**What to do:**
Which lines below contain "CTRL"? Copy every one of them.

----------------------------------------

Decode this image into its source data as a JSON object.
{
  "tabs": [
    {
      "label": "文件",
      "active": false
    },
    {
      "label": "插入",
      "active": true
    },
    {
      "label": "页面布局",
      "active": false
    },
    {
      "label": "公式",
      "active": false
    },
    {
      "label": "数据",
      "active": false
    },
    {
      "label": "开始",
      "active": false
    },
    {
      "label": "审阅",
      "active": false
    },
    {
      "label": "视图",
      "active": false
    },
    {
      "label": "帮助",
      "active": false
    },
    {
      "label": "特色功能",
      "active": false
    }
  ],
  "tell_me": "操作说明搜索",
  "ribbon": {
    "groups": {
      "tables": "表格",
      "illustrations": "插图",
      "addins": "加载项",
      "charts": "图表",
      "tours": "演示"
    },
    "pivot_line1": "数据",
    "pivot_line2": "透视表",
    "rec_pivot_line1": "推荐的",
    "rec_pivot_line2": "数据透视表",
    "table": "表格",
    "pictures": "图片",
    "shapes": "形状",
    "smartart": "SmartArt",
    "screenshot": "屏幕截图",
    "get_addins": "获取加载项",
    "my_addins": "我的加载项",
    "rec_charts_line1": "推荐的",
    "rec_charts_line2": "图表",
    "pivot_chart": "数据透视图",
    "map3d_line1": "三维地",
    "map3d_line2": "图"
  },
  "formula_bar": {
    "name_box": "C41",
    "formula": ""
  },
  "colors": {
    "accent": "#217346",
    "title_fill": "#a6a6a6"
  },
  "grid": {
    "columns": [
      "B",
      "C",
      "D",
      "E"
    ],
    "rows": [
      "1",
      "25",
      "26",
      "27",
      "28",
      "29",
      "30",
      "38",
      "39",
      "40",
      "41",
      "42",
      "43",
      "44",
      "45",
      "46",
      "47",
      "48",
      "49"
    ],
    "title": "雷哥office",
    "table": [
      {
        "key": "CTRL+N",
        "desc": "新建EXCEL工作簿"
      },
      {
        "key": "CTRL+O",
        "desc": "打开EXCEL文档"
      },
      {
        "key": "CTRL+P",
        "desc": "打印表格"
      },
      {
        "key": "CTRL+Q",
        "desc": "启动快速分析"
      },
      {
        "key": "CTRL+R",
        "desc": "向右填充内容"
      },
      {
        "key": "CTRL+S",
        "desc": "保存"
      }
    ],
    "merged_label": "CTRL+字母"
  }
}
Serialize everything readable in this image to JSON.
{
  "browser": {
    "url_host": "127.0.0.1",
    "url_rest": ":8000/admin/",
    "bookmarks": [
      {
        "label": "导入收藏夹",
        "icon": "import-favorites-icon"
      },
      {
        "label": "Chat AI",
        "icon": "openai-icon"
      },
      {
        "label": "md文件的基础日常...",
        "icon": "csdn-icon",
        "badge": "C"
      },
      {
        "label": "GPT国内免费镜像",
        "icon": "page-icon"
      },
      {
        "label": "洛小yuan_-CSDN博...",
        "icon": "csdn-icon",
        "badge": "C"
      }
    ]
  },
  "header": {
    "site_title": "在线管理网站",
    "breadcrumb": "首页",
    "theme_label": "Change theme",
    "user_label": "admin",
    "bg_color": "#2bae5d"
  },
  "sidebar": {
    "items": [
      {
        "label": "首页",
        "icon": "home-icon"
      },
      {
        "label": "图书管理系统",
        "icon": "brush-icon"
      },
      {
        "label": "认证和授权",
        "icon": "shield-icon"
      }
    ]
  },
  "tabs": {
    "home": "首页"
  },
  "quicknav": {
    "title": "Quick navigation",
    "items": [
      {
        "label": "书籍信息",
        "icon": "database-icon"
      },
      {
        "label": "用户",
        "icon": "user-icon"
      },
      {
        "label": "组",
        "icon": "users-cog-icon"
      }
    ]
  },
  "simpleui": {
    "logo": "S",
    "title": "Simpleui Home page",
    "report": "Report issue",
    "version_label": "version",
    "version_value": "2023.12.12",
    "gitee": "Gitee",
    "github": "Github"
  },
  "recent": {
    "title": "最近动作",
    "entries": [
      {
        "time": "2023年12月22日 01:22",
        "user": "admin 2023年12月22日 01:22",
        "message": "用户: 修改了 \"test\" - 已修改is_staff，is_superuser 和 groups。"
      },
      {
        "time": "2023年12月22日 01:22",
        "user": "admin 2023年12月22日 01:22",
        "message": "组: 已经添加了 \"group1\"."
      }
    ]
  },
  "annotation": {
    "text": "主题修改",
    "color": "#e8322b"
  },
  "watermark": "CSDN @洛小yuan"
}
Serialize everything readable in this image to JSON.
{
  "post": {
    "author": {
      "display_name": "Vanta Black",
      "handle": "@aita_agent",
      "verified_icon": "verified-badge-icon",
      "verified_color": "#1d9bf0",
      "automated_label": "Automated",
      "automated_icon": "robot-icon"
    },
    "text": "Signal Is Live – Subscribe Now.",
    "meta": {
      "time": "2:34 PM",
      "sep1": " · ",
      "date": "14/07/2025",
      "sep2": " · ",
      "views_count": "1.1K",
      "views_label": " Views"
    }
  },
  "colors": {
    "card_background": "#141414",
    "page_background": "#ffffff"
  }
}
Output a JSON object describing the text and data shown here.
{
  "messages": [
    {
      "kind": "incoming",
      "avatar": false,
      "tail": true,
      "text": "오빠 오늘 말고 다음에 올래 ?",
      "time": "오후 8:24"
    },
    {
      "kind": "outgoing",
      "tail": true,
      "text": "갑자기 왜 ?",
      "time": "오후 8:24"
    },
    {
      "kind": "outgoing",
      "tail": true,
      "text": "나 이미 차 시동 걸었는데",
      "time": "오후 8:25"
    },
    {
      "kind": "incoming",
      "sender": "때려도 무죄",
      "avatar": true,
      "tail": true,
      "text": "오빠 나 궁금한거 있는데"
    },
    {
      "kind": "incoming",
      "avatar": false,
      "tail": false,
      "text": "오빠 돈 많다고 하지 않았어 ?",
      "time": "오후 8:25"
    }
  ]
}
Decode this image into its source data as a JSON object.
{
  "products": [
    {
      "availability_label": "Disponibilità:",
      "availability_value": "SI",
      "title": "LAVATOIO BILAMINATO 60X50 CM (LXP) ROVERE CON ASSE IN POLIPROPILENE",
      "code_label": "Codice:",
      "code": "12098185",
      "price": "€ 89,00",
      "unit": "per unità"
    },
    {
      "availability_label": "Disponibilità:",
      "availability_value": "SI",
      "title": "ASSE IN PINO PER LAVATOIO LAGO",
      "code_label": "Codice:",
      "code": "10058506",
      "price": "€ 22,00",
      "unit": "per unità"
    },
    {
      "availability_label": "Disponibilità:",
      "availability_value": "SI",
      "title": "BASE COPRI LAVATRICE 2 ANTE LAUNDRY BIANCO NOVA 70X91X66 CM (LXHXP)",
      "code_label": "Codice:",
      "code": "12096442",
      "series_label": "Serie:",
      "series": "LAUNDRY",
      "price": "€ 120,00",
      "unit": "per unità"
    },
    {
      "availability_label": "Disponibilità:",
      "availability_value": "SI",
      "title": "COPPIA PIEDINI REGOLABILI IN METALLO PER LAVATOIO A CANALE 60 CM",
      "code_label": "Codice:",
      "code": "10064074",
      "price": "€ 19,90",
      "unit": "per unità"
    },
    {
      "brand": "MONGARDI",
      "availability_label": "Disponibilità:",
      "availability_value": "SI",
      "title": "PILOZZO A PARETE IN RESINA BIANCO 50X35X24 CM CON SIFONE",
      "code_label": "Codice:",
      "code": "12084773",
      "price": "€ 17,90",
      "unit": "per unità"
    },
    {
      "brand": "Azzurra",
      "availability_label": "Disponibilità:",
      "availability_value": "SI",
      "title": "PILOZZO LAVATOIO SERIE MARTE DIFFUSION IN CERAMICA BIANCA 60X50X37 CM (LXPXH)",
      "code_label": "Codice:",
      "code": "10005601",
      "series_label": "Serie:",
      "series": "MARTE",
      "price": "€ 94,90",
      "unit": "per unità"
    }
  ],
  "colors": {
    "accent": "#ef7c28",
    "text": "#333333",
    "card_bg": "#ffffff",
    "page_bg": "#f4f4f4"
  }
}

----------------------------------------

**Exercise solution:**
        "key": "CTRL+N",
        "key": "CTRL+O",
        "key": "CTRL+P",
        "key": "CTRL+Q",
        "key": "CTRL+R",
        "key": "CTRL+S",
    "merged_label": "CTRL+字母"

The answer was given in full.